Keep each line of the material that includes "arrow", and leave out the rest.

□ □ □ □

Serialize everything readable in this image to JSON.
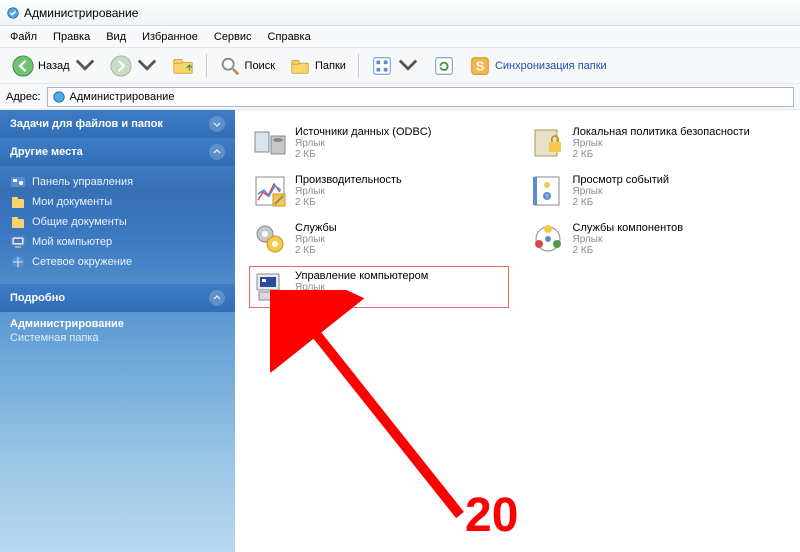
{
  "window": {
    "title": "Администрирование"
  },
  "menu": {
    "items": [
      "Файл",
      "Правка",
      "Вид",
      "Избранное",
      "Сервис",
      "Справка"
    ]
  },
  "toolbar": {
    "back": "Назад",
    "search": "Поиск",
    "folders": "Папки",
    "sync": "Синхронизация папки"
  },
  "address": {
    "label": "Адрес:",
    "value": "Администрирование"
  },
  "sidebar": {
    "panels": {
      "tasks": {
        "title": "Задачи для файлов и папок"
      },
      "places": {
        "title": "Другие места",
        "items": [
          "Панель управления",
          "Мои документы",
          "Общие документы",
          "Мой компьютер",
          "Сетевое окружение"
        ]
      },
      "details": {
        "title": "Подробно",
        "name": "Администрирование",
        "type": "Системная папка"
      }
    }
  },
  "files": {
    "type_label": "Ярлык",
    "size_label": "2 КБ",
    "items": [
      {
        "name": "Источники данных (ODBC)"
      },
      {
        "name": "Локальная политика безопасности"
      },
      {
        "name": "Производительность"
      },
      {
        "name": "Просмотр событий"
      },
      {
        "name": "Службы"
      },
      {
        "name": "Службы компонентов"
      },
      {
        "name": "Управление компьютером"
      }
    ]
  },
  "annotation": {
    "label": "20"
  }
}
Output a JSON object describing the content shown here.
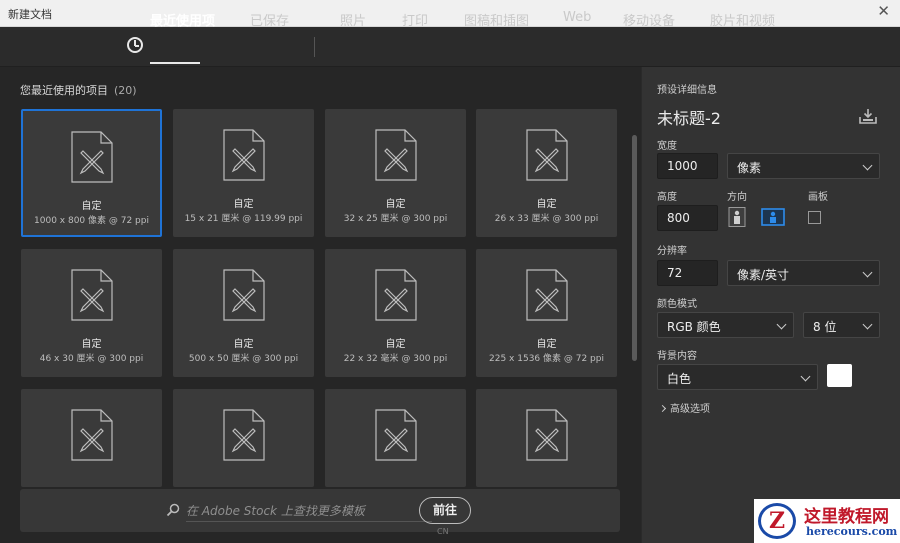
{
  "window": {
    "title": "新建文档",
    "close_glyph": "✕"
  },
  "tabs": [
    {
      "label": "最近使用项",
      "active": true
    },
    {
      "label": "已保存"
    },
    {
      "label": "照片"
    },
    {
      "label": "打印"
    },
    {
      "label": "图稿和插图"
    },
    {
      "label": "Web"
    },
    {
      "label": "移动设备"
    },
    {
      "label": "胶片和视频"
    }
  ],
  "recent": {
    "title": "您最近使用的项目",
    "count": "(20)",
    "items": [
      {
        "name": "自定",
        "size": "1000 x 800 像素 @ 72 ppi",
        "selected": true
      },
      {
        "name": "自定",
        "size": "15 x 21 厘米 @ 119.99 ppi"
      },
      {
        "name": "自定",
        "size": "32 x 25 厘米 @ 300 ppi"
      },
      {
        "name": "自定",
        "size": "26 x 33 厘米 @ 300 ppi"
      },
      {
        "name": "自定",
        "size": "46 x 30 厘米 @ 300 ppi"
      },
      {
        "name": "自定",
        "size": "500 x 50 厘米 @ 300 ppi"
      },
      {
        "name": "自定",
        "size": "22 x 32 毫米 @ 300 ppi"
      },
      {
        "name": "自定",
        "size": "225 x 1536 像素 @ 72 ppi"
      },
      {
        "name": "",
        "size": ""
      },
      {
        "name": "",
        "size": ""
      },
      {
        "name": "",
        "size": ""
      },
      {
        "name": "",
        "size": ""
      }
    ]
  },
  "search": {
    "placeholder": "在 Adobe Stock 上查找更多模板",
    "go_label": "前往"
  },
  "watermark_small": "CN",
  "preset": {
    "header": "预设详细信息",
    "doc_name": "未标题-2",
    "width_label": "宽度",
    "width_value": "1000",
    "width_unit": "像素",
    "height_label": "高度",
    "height_value": "800",
    "orientation_label": "方向",
    "artboard_label": "画板",
    "resolution_label": "分辨率",
    "resolution_value": "72",
    "resolution_unit": "像素/英寸",
    "color_mode_label": "颜色模式",
    "color_mode": "RGB 颜色",
    "bit_depth": "8 位",
    "background_label": "背景内容",
    "background": "白色",
    "advanced_label": "高级选项"
  },
  "logo": {
    "cn": "这里教程网",
    "en": "herecours.com",
    "mark": "Z"
  },
  "colors": {
    "accent": "#1f73d6",
    "background": "#2a2a2a",
    "card": "#3a3a3a",
    "panel": "#333333"
  }
}
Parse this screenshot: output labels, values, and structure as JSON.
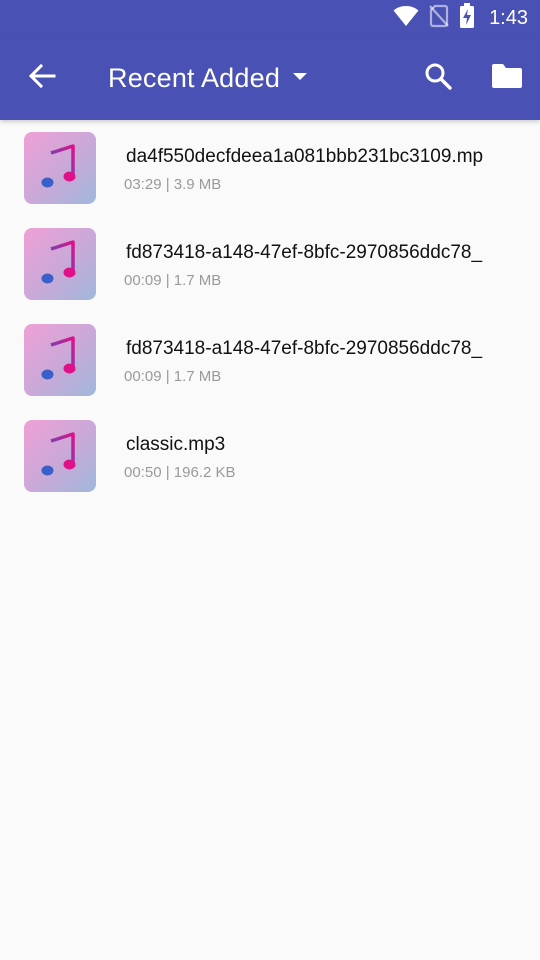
{
  "status_bar": {
    "time": "1:43",
    "icons": [
      "wifi-icon",
      "no-sim-icon",
      "battery-charging-icon"
    ]
  },
  "app_bar": {
    "title": "Recent Added",
    "icons": [
      "back-arrow-icon",
      "dropdown-arrow-icon",
      "search-icon",
      "folder-icon"
    ],
    "color": "#4a51b4"
  },
  "files": [
    {
      "name": "da4f550decfdeea1a081bbb231bc3109.mp",
      "meta": "03:29 | 3.9 MB",
      "icon": "music-note-icon"
    },
    {
      "name": "fd873418-a148-47ef-8bfc-2970856ddc78_",
      "meta": "00:09 | 1.7 MB",
      "icon": "music-note-icon"
    },
    {
      "name": "fd873418-a148-47ef-8bfc-2970856ddc78_",
      "meta": "00:09 | 1.7 MB",
      "icon": "music-note-icon"
    },
    {
      "name": "classic.mp3",
      "meta": "00:50 | 196.2 KB",
      "icon": "music-note-icon"
    }
  ]
}
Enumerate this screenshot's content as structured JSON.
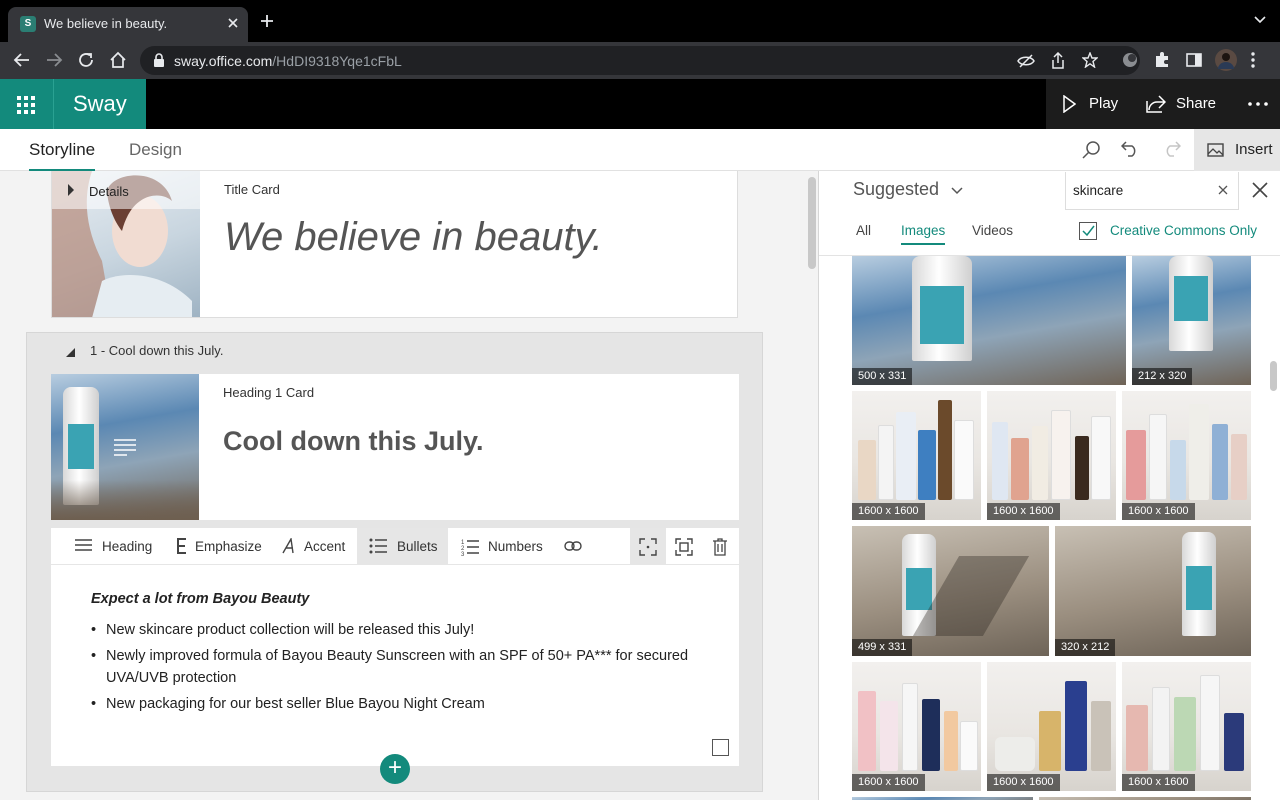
{
  "browser": {
    "tab_title": "We believe in beauty.",
    "favicon_text": "S",
    "url_host": "sway.office.com",
    "url_path": "/HdDI9318Yqe1cFbL"
  },
  "app": {
    "brand": "Sway",
    "play_label": "Play",
    "share_label": "Share",
    "brand_color": "#138a7c"
  },
  "toolbar": {
    "storyline": "Storyline",
    "design": "Design",
    "insert": "Insert"
  },
  "storyline": {
    "title_card": {
      "details_label": "Details",
      "type": "Title Card",
      "text": "We believe in beauty."
    },
    "section": {
      "title": "1 - Cool down this July.",
      "heading_card": {
        "type": "Heading 1 Card",
        "text": "Cool down this July."
      },
      "text_card": {
        "format": {
          "heading": "Heading",
          "emphasize": "Emphasize",
          "accent": "Accent",
          "bullets": "Bullets",
          "numbers": "Numbers"
        },
        "heading": "Expect a lot from Bayou Beauty",
        "bullets": [
          "New skincare product collection will be released this July!",
          "Newly improved formula of Bayou Beauty Sunscreen with an SPF of 50+ PA*** for secured UVA/UVB protection",
          "New packaging for our best seller Blue Bayou Night Cream"
        ]
      },
      "add_label": "+"
    }
  },
  "panel": {
    "suggested": "Suggested",
    "search_value": "skincare",
    "filters": [
      "All",
      "Images",
      "Videos"
    ],
    "creative_commons": "Creative Commons Only",
    "images": [
      {
        "dims": "500 x 331",
        "kind": "sea"
      },
      {
        "dims": "212 x 320",
        "kind": "sea"
      },
      {
        "dims": "1600 x 1600",
        "kind": "shelf"
      },
      {
        "dims": "1600 x 1600",
        "kind": "shelf"
      },
      {
        "dims": "1600 x 1600",
        "kind": "shelf"
      },
      {
        "dims": "499 x 331",
        "kind": "sand"
      },
      {
        "dims": "320 x 212",
        "kind": "sand"
      },
      {
        "dims": "1600 x 1600",
        "kind": "shelf"
      },
      {
        "dims": "1600 x 1600",
        "kind": "shelf"
      },
      {
        "dims": "1600 x 1600",
        "kind": "shelf"
      }
    ]
  }
}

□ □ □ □

• **Answer to the exercise**
      "back-arrow-icon",
      "dropdown-arrow-icon",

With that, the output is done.